Now, in addition to that, we made it the third part of a series called “Just Like the Movies.” We took the first two weeks to talk about investing and inviting as evangelism and the importance of it. We also prepped a message using clips from movies they have all seen (which was just fun).

The result was a bunch of guests. Over 20% of our attendance were visitors.

There are obviously more ideas.

So how do you do it? How do you keep kids engaged with bringing their friends to church?

  • Chad

    I like the idea behind this. However, I do think sometimes we (I) forget to focus on whether those guests come back. It’s when they move from just coming to see some cool event to a regular attender to someone who is inviting someone else that I think shows real growth in the ministry and the students. Just a thought.

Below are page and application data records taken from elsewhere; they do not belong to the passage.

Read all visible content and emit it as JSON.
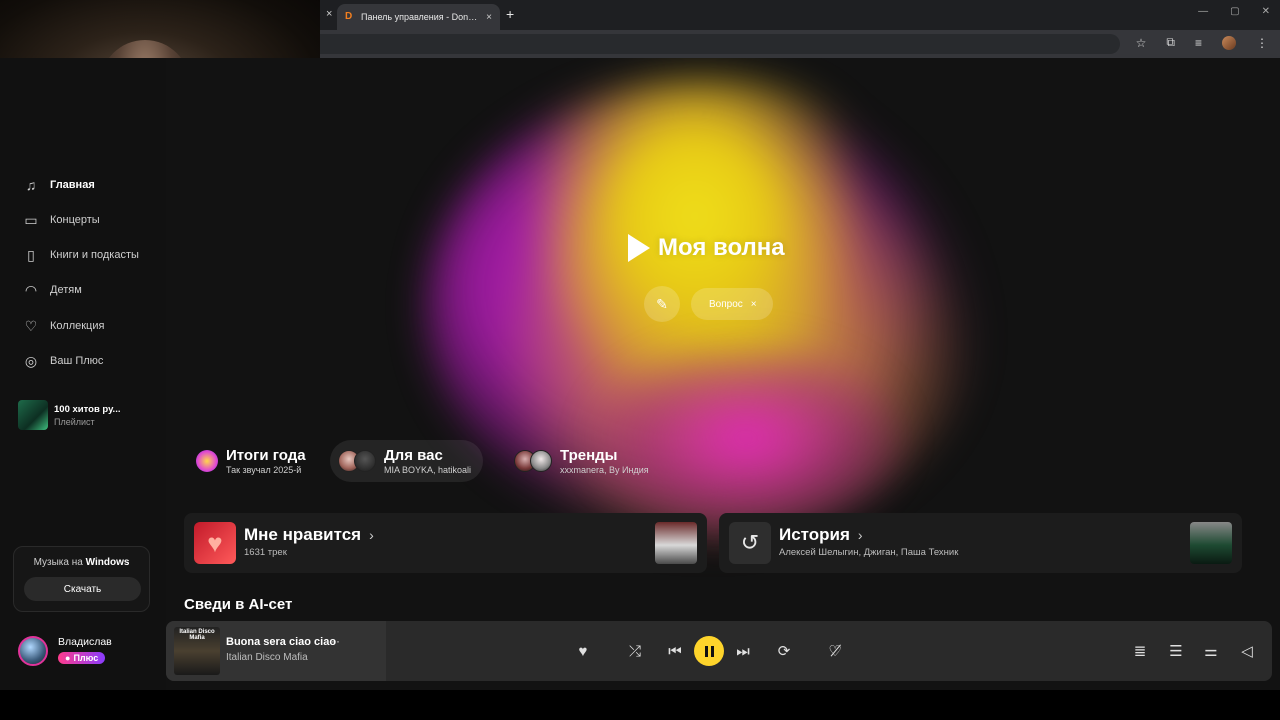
{
  "browser": {
    "tab_title": "Панель управления - Donatio",
    "tab_favicon": "D",
    "new_tab": "+",
    "close_glyph": "×"
  },
  "sidebar": {
    "items": [
      {
        "label": "Главная",
        "icon": "music-note-icon",
        "glyph": "♫"
      },
      {
        "label": "Концерты",
        "icon": "ticket-icon",
        "glyph": "▭"
      },
      {
        "label": "Книги и подкасты",
        "icon": "book-icon",
        "glyph": "▯"
      },
      {
        "label": "Детям",
        "icon": "kids-icon",
        "glyph": "◠"
      },
      {
        "label": "Коллекция",
        "icon": "heart-icon",
        "glyph": "♡"
      },
      {
        "label": "Ваш Плюс",
        "icon": "plus-icon",
        "glyph": "◎"
      }
    ],
    "playlist": {
      "title": "100 хитов ру...",
      "subtitle": "Плейлист"
    },
    "windows_card": {
      "text_prefix": "Музыка на ",
      "text_brand": "Windows",
      "button": "Скачать"
    },
    "user": {
      "name": "Владислав",
      "badge": "Плюс"
    }
  },
  "wave": {
    "title": "Моя волна",
    "chip_label": "Вопрос",
    "chip_close": "×",
    "pin_glyph": "✎"
  },
  "recs": [
    {
      "title": "Итоги года",
      "subtitle": "Так звучал 2025-й"
    },
    {
      "title": "Для вас",
      "subtitle": "MIA BOYKA, hatikoali"
    },
    {
      "title": "Тренды",
      "subtitle": "xxxmanera, By Индия"
    }
  ],
  "cards": [
    {
      "title": "Мне нравится",
      "subtitle": "1631 трек"
    },
    {
      "title": "История",
      "subtitle": "Алексей Шелыгин, Джиган, Паша Техник"
    }
  ],
  "section_title": "Сведи в AI-сет",
  "player": {
    "cover_text": "Italian Disco Mafia",
    "title": "Buona sera ciao ciao",
    "artist": "Italian Disco Mafia",
    "more": "···"
  },
  "colors": {
    "accent": "#fed42b",
    "plus_gradient_start": "#ff3c8c",
    "plus_gradient_end": "#8a3cff"
  }
}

    • We have noticed in our MS ministry that it takes a student having several interactions with our ministry to really get to the point where they feel plugged in and comfortable on a Sunday morning. This is such an awesome idea. We shall be doing something like this very soon, great post!

  • Dan Puz

    Chad- I agree with you. We get a consistent flow of guests throughout the year. I can always do better at tracking how those guests ended up in our ministry, like Coach mentions here. But when it comes to follow up we are really trying to step up our game. I recently started taking all the contact cards (we have a new student fill one out at the doors) and having someone from our staff, a small group leader, or me personally following up with that student. We send them a postcard- yeah snail mail- old school right?! But the cool thing is we put a note on everyone- telling the students to bring it with them when they return and get free candy.

    Good stuff on this blog. Thanks Coach!